Your task:
Each line below is to be copied out exactly, and none may be omitted.

··· Exercise materials

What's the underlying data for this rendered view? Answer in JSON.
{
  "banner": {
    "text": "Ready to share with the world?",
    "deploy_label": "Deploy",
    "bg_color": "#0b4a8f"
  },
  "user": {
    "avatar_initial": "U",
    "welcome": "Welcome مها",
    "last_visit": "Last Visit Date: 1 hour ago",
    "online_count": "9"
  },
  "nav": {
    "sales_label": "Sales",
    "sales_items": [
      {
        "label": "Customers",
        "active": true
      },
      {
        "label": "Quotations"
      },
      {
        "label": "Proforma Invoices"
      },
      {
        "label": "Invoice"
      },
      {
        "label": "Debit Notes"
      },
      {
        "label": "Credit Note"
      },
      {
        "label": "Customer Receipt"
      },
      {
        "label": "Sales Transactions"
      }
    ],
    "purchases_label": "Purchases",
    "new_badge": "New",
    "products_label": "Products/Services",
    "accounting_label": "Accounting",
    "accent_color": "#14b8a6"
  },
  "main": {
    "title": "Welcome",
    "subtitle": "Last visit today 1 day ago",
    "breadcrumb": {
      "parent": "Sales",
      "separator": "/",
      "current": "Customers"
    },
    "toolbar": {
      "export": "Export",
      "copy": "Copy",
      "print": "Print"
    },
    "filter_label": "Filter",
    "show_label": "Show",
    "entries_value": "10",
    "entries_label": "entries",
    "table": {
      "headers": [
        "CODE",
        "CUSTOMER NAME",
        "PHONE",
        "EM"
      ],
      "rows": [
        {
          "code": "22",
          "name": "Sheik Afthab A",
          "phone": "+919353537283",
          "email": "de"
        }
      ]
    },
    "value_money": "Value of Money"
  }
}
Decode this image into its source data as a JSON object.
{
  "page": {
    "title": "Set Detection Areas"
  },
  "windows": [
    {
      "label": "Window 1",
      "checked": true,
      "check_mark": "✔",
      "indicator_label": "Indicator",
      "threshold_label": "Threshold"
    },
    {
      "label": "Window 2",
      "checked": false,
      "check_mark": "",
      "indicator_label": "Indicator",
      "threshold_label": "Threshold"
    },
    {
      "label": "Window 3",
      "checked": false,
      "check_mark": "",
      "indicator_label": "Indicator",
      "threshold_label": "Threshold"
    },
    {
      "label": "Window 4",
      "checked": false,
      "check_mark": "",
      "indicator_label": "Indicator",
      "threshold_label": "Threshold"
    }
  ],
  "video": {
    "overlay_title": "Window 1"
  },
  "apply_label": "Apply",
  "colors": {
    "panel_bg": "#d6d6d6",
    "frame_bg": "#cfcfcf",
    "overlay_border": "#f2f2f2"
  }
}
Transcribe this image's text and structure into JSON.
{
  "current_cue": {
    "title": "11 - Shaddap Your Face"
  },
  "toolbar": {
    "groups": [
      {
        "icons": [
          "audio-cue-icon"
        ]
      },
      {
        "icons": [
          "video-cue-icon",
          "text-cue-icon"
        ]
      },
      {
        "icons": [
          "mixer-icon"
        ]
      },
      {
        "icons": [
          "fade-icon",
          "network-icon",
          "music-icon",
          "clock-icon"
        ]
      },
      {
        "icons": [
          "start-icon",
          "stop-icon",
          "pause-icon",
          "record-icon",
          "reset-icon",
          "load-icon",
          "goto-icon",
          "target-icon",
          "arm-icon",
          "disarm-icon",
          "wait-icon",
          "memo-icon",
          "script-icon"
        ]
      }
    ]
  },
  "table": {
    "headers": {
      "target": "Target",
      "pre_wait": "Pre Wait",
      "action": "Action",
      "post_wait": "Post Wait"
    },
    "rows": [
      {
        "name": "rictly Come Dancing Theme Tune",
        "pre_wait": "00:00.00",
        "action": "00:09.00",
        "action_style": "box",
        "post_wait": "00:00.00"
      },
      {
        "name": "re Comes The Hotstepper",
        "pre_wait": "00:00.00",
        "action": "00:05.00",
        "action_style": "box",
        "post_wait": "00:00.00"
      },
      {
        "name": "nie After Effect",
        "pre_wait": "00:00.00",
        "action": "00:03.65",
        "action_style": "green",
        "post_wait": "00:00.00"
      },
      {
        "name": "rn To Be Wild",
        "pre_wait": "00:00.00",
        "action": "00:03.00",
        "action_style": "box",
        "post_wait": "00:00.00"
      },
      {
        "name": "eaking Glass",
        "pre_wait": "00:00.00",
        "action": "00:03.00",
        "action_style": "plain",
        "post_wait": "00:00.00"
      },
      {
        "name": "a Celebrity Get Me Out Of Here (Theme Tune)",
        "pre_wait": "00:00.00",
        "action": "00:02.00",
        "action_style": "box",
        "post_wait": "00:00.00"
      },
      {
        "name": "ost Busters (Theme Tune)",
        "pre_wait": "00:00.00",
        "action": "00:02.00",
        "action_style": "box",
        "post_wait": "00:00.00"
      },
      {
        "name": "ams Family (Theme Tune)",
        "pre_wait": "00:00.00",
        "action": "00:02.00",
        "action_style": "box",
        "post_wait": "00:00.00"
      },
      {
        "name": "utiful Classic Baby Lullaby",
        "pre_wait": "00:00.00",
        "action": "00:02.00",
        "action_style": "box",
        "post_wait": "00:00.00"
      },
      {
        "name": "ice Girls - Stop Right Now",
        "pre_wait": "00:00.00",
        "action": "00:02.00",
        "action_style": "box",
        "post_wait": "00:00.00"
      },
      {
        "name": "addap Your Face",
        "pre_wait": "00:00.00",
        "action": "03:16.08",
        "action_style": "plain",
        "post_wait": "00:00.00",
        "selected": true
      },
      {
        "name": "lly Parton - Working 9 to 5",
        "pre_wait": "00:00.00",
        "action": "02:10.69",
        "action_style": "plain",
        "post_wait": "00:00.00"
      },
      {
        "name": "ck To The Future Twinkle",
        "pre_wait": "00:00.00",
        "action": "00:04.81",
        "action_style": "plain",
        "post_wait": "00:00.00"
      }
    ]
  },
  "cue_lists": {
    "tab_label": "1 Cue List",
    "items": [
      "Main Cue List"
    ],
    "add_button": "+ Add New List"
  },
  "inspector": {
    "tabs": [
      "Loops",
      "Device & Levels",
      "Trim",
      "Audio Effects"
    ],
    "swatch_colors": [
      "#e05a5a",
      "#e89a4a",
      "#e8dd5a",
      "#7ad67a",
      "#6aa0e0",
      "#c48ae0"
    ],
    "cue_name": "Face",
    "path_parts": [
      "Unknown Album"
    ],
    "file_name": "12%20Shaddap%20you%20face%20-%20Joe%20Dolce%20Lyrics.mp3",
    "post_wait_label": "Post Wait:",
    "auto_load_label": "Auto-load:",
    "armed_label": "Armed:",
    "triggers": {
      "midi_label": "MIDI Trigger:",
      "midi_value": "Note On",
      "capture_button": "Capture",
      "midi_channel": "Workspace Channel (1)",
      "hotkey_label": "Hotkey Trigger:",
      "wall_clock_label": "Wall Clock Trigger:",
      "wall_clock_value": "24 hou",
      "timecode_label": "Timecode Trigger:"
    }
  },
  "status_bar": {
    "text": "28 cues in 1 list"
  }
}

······

Result for this exercise:
What's the underlying data for this rendered view? Answer in JSON.
{
  "banner": {
    "text": "Ready to share with the world?",
    "deploy_label": "Deploy",
    "bg_color": "#0b4a8f"
  },
  "user": {
    "avatar_initial": "U",
    "welcome": "Welcome مها",
    "last_visit": "Last Visit Date: 1 hour ago",
    "online_count": "9"
  },
  "nav": {
    "sales_label": "Sales",
    "sales_items": [
      {
        "label": "Customers",
        "active": true
      },
      {
        "label": "Quotations"
      },
      {
        "label": "Proforma Invoices"
      },
      {
        "label": "Invoice"
      },
      {
        "label": "Debit Notes"
      },
      {
        "label": "Credit Note"
      },
      {
        "label": "Customer Receipt"
      },
      {
        "label": "Sales Transactions"
      }
    ],
    "purchases_label": "Purchases",
    "new_badge": "New",
    "products_label": "Products/Services",
    "accounting_label": "Accounting",
    "accent_color": "#14b8a6"
  },
  "main": {
    "title": "Welcome",
    "subtitle": "Last visit today 1 day ago",
    "breadcrumb": {
      "parent": "Sales",
      "separator": "/",
      "current": "Customers"
    },
    "toolbar": {
      "export": "Export",
      "copy": "Copy",
      "print": "Print"
    },
    "filter_label": "Filter",
    "show_label": "Show",
    "entries_value": "10",
    "entries_label": "entries",
    "table": {
      "headers": [
        "CODE",
        "CUSTOMER NAME",
        "PHONE",
        "EM"
      ],
      "rows": [
        {
          "code": "22",
          "name": "Sheik Afthab A",
          "phone": "+919353537283",
          "email": "de"
        }
      ]
    },
    "value_money": "Value of Money"
  }
}
Decode this image into its source data as a JSON object.
{
  "page": {
    "title": "Set Detection Areas"
  },
  "windows": [
    {
      "label": "Window 1",
      "checked": true,
      "check_mark": "✔",
      "indicator_label": "Indicator",
      "threshold_label": "Threshold"
    },
    {
      "label": "Window 2",
      "checked": false,
      "check_mark": "",
      "indicator_label": "Indicator",
      "threshold_label": "Threshold"
    },
    {
      "label": "Window 3",
      "checked": false,
      "check_mark": "",
      "indicator_label": "Indicator",
      "threshold_label": "Threshold"
    },
    {
      "label": "Window 4",
      "checked": false,
      "check_mark": "",
      "indicator_label": "Indicator",
      "threshold_label": "Threshold"
    }
  ],
  "video": {
    "overlay_title": "Window 1"
  },
  "apply_label": "Apply",
  "colors": {
    "panel_bg": "#d6d6d6",
    "frame_bg": "#cfcfcf",
    "overlay_border": "#f2f2f2"
  }
}
Transcribe this image's text and structure into JSON.
{
  "current_cue": {
    "title": "11 - Shaddap Your Face"
  },
  "toolbar": {
    "groups": [
      {
        "icons": [
          "audio-cue-icon"
        ]
      },
      {
        "icons": [
          "video-cue-icon",
          "text-cue-icon"
        ]
      },
      {
        "icons": [
          "mixer-icon"
        ]
      },
      {
        "icons": [
          "fade-icon",
          "network-icon",
          "music-icon",
          "clock-icon"
        ]
      },
      {
        "icons": [
          "start-icon",
          "stop-icon",
          "pause-icon",
          "record-icon",
          "reset-icon",
          "load-icon",
          "goto-icon",
          "target-icon",
          "arm-icon",
          "disarm-icon",
          "wait-icon",
          "memo-icon",
          "script-icon"
        ]
      }
    ]
  },
  "table": {
    "headers": {
      "target": "Target",
      "pre_wait": "Pre Wait",
      "action": "Action",
      "post_wait": "Post Wait"
    },
    "rows": [
      {
        "name": "rictly Come Dancing Theme Tune",
        "pre_wait": "00:00.00",
        "action": "00:09.00",
        "action_style": "box",
        "post_wait": "00:00.00"
      },
      {
        "name": "re Comes The Hotstepper",
        "pre_wait": "00:00.00",
        "action": "00:05.00",
        "action_style": "box",
        "post_wait": "00:00.00"
      },
      {
        "name": "nie After Effect",
        "pre_wait": "00:00.00",
        "action": "00:03.65",
        "action_style": "green",
        "post_wait": "00:00.00"
      },
      {
        "name": "rn To Be Wild",
        "pre_wait": "00:00.00",
        "action": "00:03.00",
        "action_style": "box",
        "post_wait": "00:00.00"
      },
      {
        "name": "eaking Glass",
        "pre_wait": "00:00.00",
        "action": "00:03.00",
        "action_style": "plain",
        "post_wait": "00:00.00"
      },
      {
        "name": "a Celebrity Get Me Out Of Here (Theme Tune)",
        "pre_wait": "00:00.00",
        "action": "00:02.00",
        "action_style": "box",
        "post_wait": "00:00.00"
      },
      {
        "name": "ost Busters (Theme Tune)",
        "pre_wait": "00:00.00",
        "action": "00:02.00",
        "action_style": "box",
        "post_wait": "00:00.00"
      },
      {
        "name": "ams Family (Theme Tune)",
        "pre_wait": "00:00.00",
        "action": "00:02.00",
        "action_style": "box",
        "post_wait": "00:00.00"
      },
      {
        "name": "utiful Classic Baby Lullaby",
        "pre_wait": "00:00.00",
        "action": "00:02.00",
        "action_style": "box",
        "post_wait": "00:00.00"
      },
      {
        "name": "ice Girls - Stop Right Now",
        "pre_wait": "00:00.00",
        "action": "00:02.00",
        "action_style": "box",
        "post_wait": "00:00.00"
      },
      {
        "name": "addap Your Face",
        "pre_wait": "00:00.00",
        "action": "03:16.08",
        "action_style": "plain",
        "post_wait": "00:00.00",
        "selected": true
      },
      {
        "name": "lly Parton - Working 9 to 5",
        "pre_wait": "00:00.00",
        "action": "02:10.69",
        "action_style": "plain",
        "post_wait": "00:00.00"
      },
      {
        "name": "ck To The Future Twinkle",
        "pre_wait": "00:00.00",
        "action": "00:04.81",
        "action_style": "plain",
        "post_wait": "00:00.00"
      }
    ]
  },
  "cue_lists": {
    "tab_label": "1 Cue List",
    "items": [
      "Main Cue List"
    ],
    "add_button": "+ Add New List"
  },
  "inspector": {
    "tabs": [
      "Loops",
      "Device & Levels",
      "Trim",
      "Audio Effects"
    ],
    "swatch_colors": [
      "#e05a5a",
      "#e89a4a",
      "#e8dd5a",
      "#7ad67a",
      "#6aa0e0",
      "#c48ae0"
    ],
    "cue_name": "Face",
    "path_parts": [
      "Unknown Album"
    ],
    "file_name": "12%20Shaddap%20you%20face%20-%20Joe%20Dolce%20Lyrics.mp3",
    "post_wait_label": "Post Wait:",
    "auto_load_label": "Auto-load:",
    "armed_label": "Armed:",
    "triggers": {
      "midi_label": "MIDI Trigger:",
      "midi_value": "Note On",
      "capture_button": "Capture",
      "midi_channel": "Workspace Channel (1)",
      "hotkey_label": "Hotkey Trigger:",
      "wall_clock_label": "Wall Clock Trigger:",
      "wall_clock_value": "24 hou",
      "timecode_label": "Timecode Trigger:"
    }
  },
  "status_bar": {
    "text": "28 cues in 1 list"
  }
}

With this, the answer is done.